A Short History of Contested Conventions

Stevenson

The 1952 Democratic Convention was contested

If John Kasich wins the GOP primary in Ohio tonight we just might be on our way to a contested convention this summer in Cleveland.  (If Marco Rubio pulls the upset in Florida the chances of a contested convention are even better).

Over at the website of the Pew Research Forum, Drew Desilver defines a “contested” convention and reminds us that this has happened multiple times in American political history.

Here is a taste:

A contested convention, for those who’ve never experienced one (which is to say, everyone under the age of 35 or 40), occurs when no candidate has amassed the majority of delegate votes needed to win his or her party’s nomination in advance of the convention.
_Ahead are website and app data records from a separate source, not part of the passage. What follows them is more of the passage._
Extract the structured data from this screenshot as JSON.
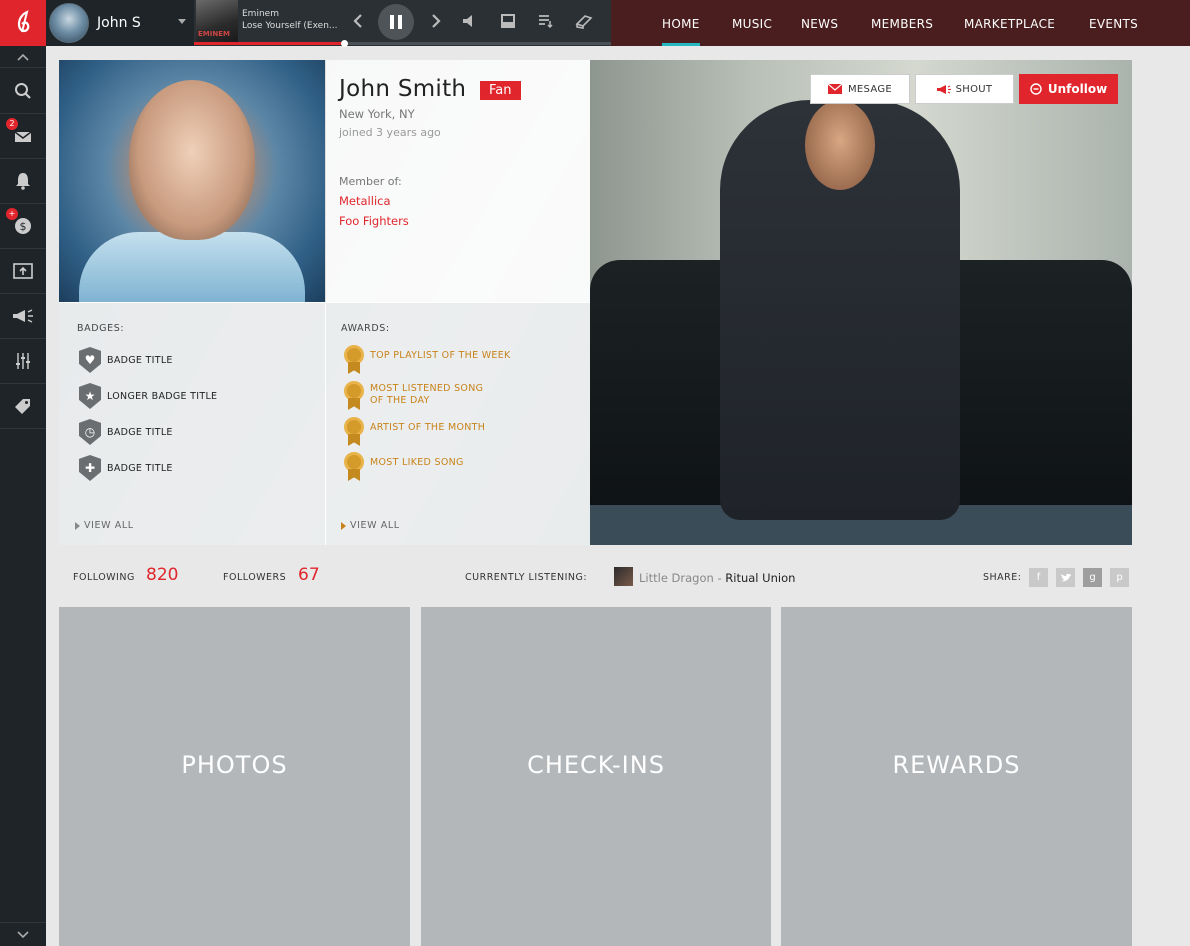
{
  "user": {
    "name": "John S"
  },
  "player": {
    "artist": "Eminem",
    "track": "Lose Yourself (Exen...",
    "album_tag": "EMINEM",
    "progress": 0.36
  },
  "nav": {
    "items": [
      "HOME",
      "MUSIC",
      "NEWS",
      "MEMBERS",
      "MARKETPLACE",
      "EVENTS"
    ],
    "active": "HOME"
  },
  "sidebar": {
    "messages_count": "2",
    "offers_badge": "+"
  },
  "profile": {
    "name": "John Smith",
    "role": "Fan",
    "location": "New York, NY",
    "joined": "joined 3 years ago",
    "member_of_label": "Member of:",
    "groups": [
      "Metallica",
      "Foo Fighters"
    ]
  },
  "badges": {
    "label": "BADGES:",
    "items": [
      "BADGE TITLE",
      "LONGER BADGE TITLE",
      "BADGE TITLE",
      "BADGE TITLE"
    ],
    "view_all": "VIEW ALL"
  },
  "awards": {
    "label": "AWARDS:",
    "items": [
      [
        "TOP PLAYLIST OF THE WEEK"
      ],
      [
        "MOST LISTENED SONG",
        "OF THE DAY"
      ],
      [
        "ARTIST OF THE MONTH"
      ],
      [
        "MOST LIKED SONG"
      ]
    ],
    "view_all": "VIEW ALL"
  },
  "actions": {
    "message": "MESAGE",
    "shout": "SHOUT",
    "unfollow": "Unfollow"
  },
  "stats": {
    "following_label": "FOLLOWING",
    "following": "820",
    "followers_label": "FOLLOWERS",
    "followers": "67",
    "listening_label": "CURRENTLY LISTENING:",
    "listening_artist": "Little Dragon",
    "listening_separator": " - ",
    "listening_track": "Ritual Union",
    "share_label": "SHARE:"
  },
  "tiles": [
    "PHOTOS",
    "CHECK-INS",
    "REWARDS"
  ],
  "colors": {
    "accent": "#e0262c",
    "nav_active": "#25b6c0",
    "award": "#c8831a"
  }
}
A candidate still might gather the delegates needed by the time balloting begins, in which case the nomination is settled on the first ballot. But should the first ballot not produce a nominee, most delegates become free to vote for whomever they wish, leading potentially to multiple ballots, horse-trading, smoke-filled rooms, favorite sons, dark horses and other colorful elements that have enlivened American political journalism, literature and theater.
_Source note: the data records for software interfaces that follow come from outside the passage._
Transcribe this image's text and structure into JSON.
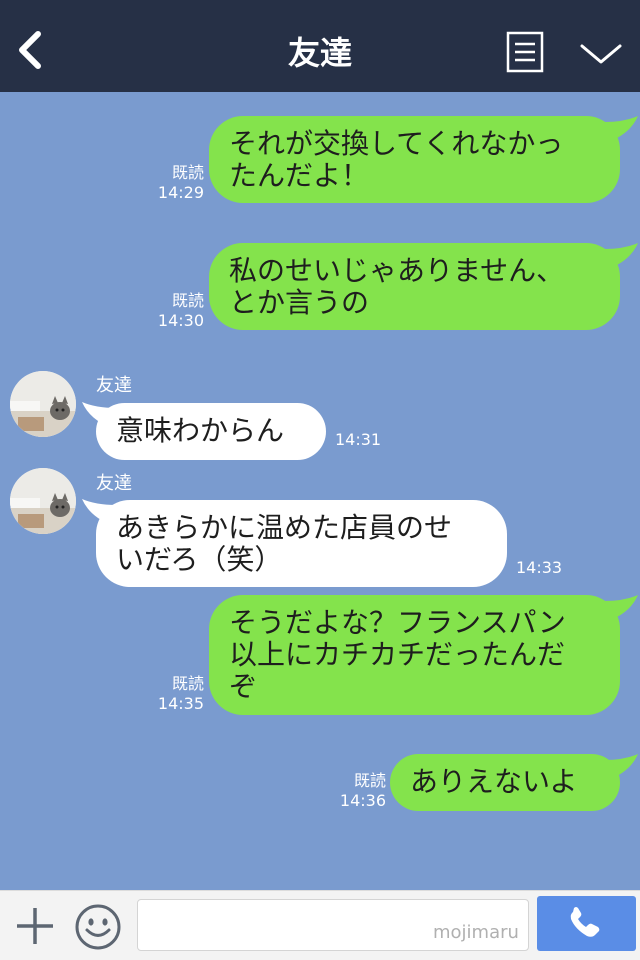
{
  "header": {
    "title": "友達",
    "icons": {
      "back": "chevron-left-icon",
      "menu": "list-icon",
      "collapse": "chevron-down-icon"
    }
  },
  "messages": [
    {
      "direction": "out",
      "text": "それが交換してくれなかっ\nたんだよ！",
      "read": "既読",
      "time": "14:29"
    },
    {
      "direction": "out",
      "text": "私のせいじゃありません、\nとか言うの",
      "read": "既読",
      "time": "14:30"
    },
    {
      "direction": "in",
      "sender": "友達",
      "text": "意味わからん",
      "time": "14:31"
    },
    {
      "direction": "in",
      "sender": "友達",
      "text": "あきらかに温めた店員のせ\nいだろ（笑）",
      "time": "14:33"
    },
    {
      "direction": "out",
      "text": "そうだよな？フランスパン\n以上にカチカチだったんだ\nぞ",
      "read": "既読",
      "time": "14:35"
    },
    {
      "direction": "out",
      "text": "ありえないよ",
      "read": "既読",
      "time": "14:36"
    }
  ],
  "footer": {
    "input_value": "",
    "watermark": "mojimaru",
    "icons": {
      "add": "plus-icon",
      "emoji": "smiley-icon",
      "call": "phone-icon"
    }
  },
  "colors": {
    "header_bg": "#263046",
    "chat_bg": "#7a9bcf",
    "outgoing_bubble": "#84e34c",
    "incoming_bubble": "#ffffff",
    "call_button": "#5a8de6"
  }
}
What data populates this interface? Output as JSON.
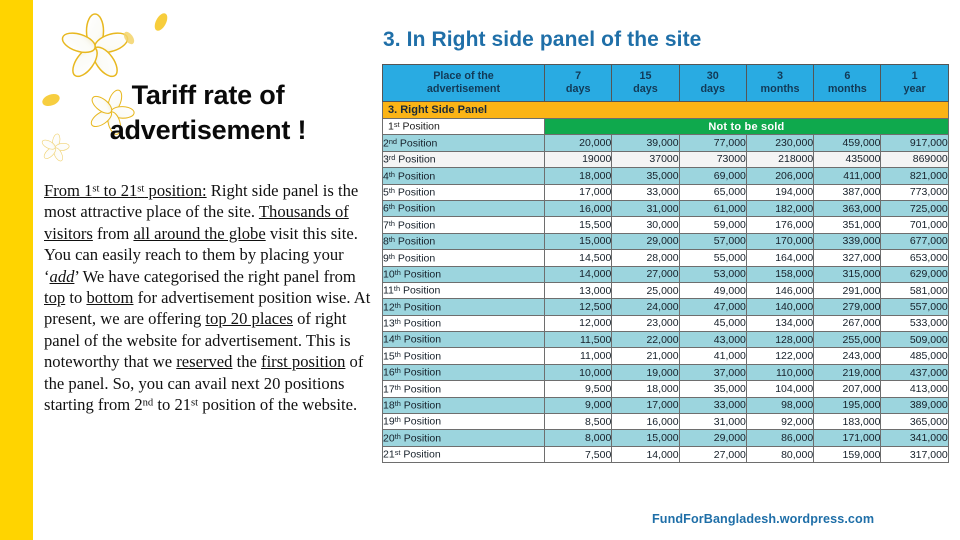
{
  "decor": {
    "left_bar_color": "#FFD400",
    "flower_petal_color": "#FFFFFF",
    "flower_edge_color": "#E8B820"
  },
  "slide": {
    "title": "Tariff  rate of advertisement !",
    "section_heading": "3. In Right side panel of the site",
    "footer_url": "FundForBangladesh.wordpress.com",
    "heading_color": "#1F6FA8"
  },
  "body": {
    "lead_label": "From 1st to 21st position:",
    "paragraph": "From 1st to 21st position: Right side panel is the most attractive place of the site. Thousands of visitors from all around the globe visit this site. You can easily reach to them by placing your ‘add’ We have categorised the right panel from top to bottom for advertisement position wise. At present, we are offering top 20 places of right panel of the website for advertisement. This is noteworthy that we reserved the first position of the panel. So, you can avail next 20 positions starting from 2nd to 21st position of the website."
  },
  "chart_data": {
    "type": "table",
    "title": "3. In Right side panel of the site",
    "band_label": "3. Right Side Panel",
    "not_for_sale_label": "Not to be sold",
    "columns": [
      "Place of the advertisement",
      "7 days",
      "15 days",
      "30 days",
      "3 months",
      "6 months",
      "1 year"
    ],
    "columns_split": [
      [
        "Place of the",
        "advertisement"
      ],
      [
        "7",
        "days"
      ],
      [
        "15",
        "days"
      ],
      [
        "30",
        "days"
      ],
      [
        "3",
        "months"
      ],
      [
        "6",
        "months"
      ],
      [
        "1",
        "year"
      ]
    ],
    "rows": [
      {
        "position": "1",
        "suffix": "st",
        "label": "Position",
        "not_for_sale": true,
        "values": []
      },
      {
        "position": "2",
        "suffix": "nd",
        "label": "Position",
        "not_for_sale": false,
        "values": [
          "20,000",
          "39,000",
          "77,000",
          "230,000",
          "459,000",
          "917,000"
        ]
      },
      {
        "position": "3",
        "suffix": "rd",
        "label": "Position",
        "not_for_sale": false,
        "values": [
          "19000",
          "37000",
          "73000",
          "218000",
          "435000",
          "869000"
        ]
      },
      {
        "position": "4",
        "suffix": "th",
        "label": "Position",
        "not_for_sale": false,
        "values": [
          "18,000",
          "35,000",
          "69,000",
          "206,000",
          "411,000",
          "821,000"
        ]
      },
      {
        "position": "5",
        "suffix": "th",
        "label": "Position",
        "not_for_sale": false,
        "values": [
          "17,000",
          "33,000",
          "65,000",
          "194,000",
          "387,000",
          "773,000"
        ]
      },
      {
        "position": "6",
        "suffix": "th",
        "label": "Position",
        "not_for_sale": false,
        "values": [
          "16,000",
          "31,000",
          "61,000",
          "182,000",
          "363,000",
          "725,000"
        ]
      },
      {
        "position": "7",
        "suffix": "th",
        "label": "Position",
        "not_for_sale": false,
        "values": [
          "15,500",
          "30,000",
          "59,000",
          "176,000",
          "351,000",
          "701,000"
        ]
      },
      {
        "position": "8",
        "suffix": "th",
        "label": "Position",
        "not_for_sale": false,
        "values": [
          "15,000",
          "29,000",
          "57,000",
          "170,000",
          "339,000",
          "677,000"
        ]
      },
      {
        "position": "9",
        "suffix": "th",
        "label": "Position",
        "not_for_sale": false,
        "values": [
          "14,500",
          "28,000",
          "55,000",
          "164,000",
          "327,000",
          "653,000"
        ]
      },
      {
        "position": "10",
        "suffix": "th",
        "label": "Position",
        "not_for_sale": false,
        "values": [
          "14,000",
          "27,000",
          "53,000",
          "158,000",
          "315,000",
          "629,000"
        ]
      },
      {
        "position": "11",
        "suffix": "th",
        "label": "Position",
        "not_for_sale": false,
        "values": [
          "13,000",
          "25,000",
          "49,000",
          "146,000",
          "291,000",
          "581,000"
        ]
      },
      {
        "position": "12",
        "suffix": "th",
        "label": "Position",
        "not_for_sale": false,
        "values": [
          "12,500",
          "24,000",
          "47,000",
          "140,000",
          "279,000",
          "557,000"
        ]
      },
      {
        "position": "13",
        "suffix": "th",
        "label": "Position",
        "not_for_sale": false,
        "values": [
          "12,000",
          "23,000",
          "45,000",
          "134,000",
          "267,000",
          "533,000"
        ]
      },
      {
        "position": "14",
        "suffix": "th",
        "label": "Position",
        "not_for_sale": false,
        "values": [
          "11,500",
          "22,000",
          "43,000",
          "128,000",
          "255,000",
          "509,000"
        ]
      },
      {
        "position": "15",
        "suffix": "th",
        "label": "Position",
        "not_for_sale": false,
        "values": [
          "11,000",
          "21,000",
          "41,000",
          "122,000",
          "243,000",
          "485,000"
        ]
      },
      {
        "position": "16",
        "suffix": "th",
        "label": "Position",
        "not_for_sale": false,
        "values": [
          "10,000",
          "19,000",
          "37,000",
          "110,000",
          "219,000",
          "437,000"
        ]
      },
      {
        "position": "17",
        "suffix": "th",
        "label": "Position",
        "not_for_sale": false,
        "values": [
          "9,500",
          "18,000",
          "35,000",
          "104,000",
          "207,000",
          "413,000"
        ]
      },
      {
        "position": "18",
        "suffix": "th",
        "label": "Position",
        "not_for_sale": false,
        "values": [
          "9,000",
          "17,000",
          "33,000",
          "98,000",
          "195,000",
          "389,000"
        ]
      },
      {
        "position": "19",
        "suffix": "th",
        "label": "Position",
        "not_for_sale": false,
        "values": [
          "8,500",
          "16,000",
          "31,000",
          "92,000",
          "183,000",
          "365,000"
        ]
      },
      {
        "position": "20",
        "suffix": "th",
        "label": "Position",
        "not_for_sale": false,
        "values": [
          "8,000",
          "15,000",
          "29,000",
          "86,000",
          "171,000",
          "341,000"
        ]
      },
      {
        "position": "21",
        "suffix": "st",
        "label": "Position",
        "not_for_sale": false,
        "values": [
          "7,500",
          "14,000",
          "27,000",
          "80,000",
          "159,000",
          "317,000"
        ]
      }
    ],
    "colors": {
      "header_bg": "#29ABE2",
      "band_bg": "#FBB416",
      "not_for_sale_bg": "#0FA94D",
      "row_alt_bg": "#9CD5DE",
      "row_plain_bg": "#FFFFFF",
      "border": "#6E6E6E"
    }
  }
}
Even before primaries and caucuses came to dominate presidential campaigns in the 1970s, parties generally didn’t welcome contested conventions, especially when they went past the first ballot. And for good reason: Candidates who needed multiple ballots to be nominated seldom went on to win the White House.

We looked at all 60 Democratic and Republican nominating conventions from 1868 (the first post-Civil War election) to 1984, the last time a convention presented even a glimmer of uncertainty. Over that time, 18 candidates (eight Republicans and 10 Democrats) were nominated on multiple ballots; of those, only seven were elected president (and four of them were running against another multiple-ballot nominee, so one of them had to win).

All told, of the 22 presidential elections held between 1868 and 1952 – the last multiple-ballot nomination to date, of Adlai Stevenson as the Democratic standard-bearer – 14 featured at least one major-party nominee who’d won on multiple ballots. (These often were referred to as “brokered conventions,” a term we’re avoiding here because of its connotations of shady backroom deals.)

Read the entire piece here.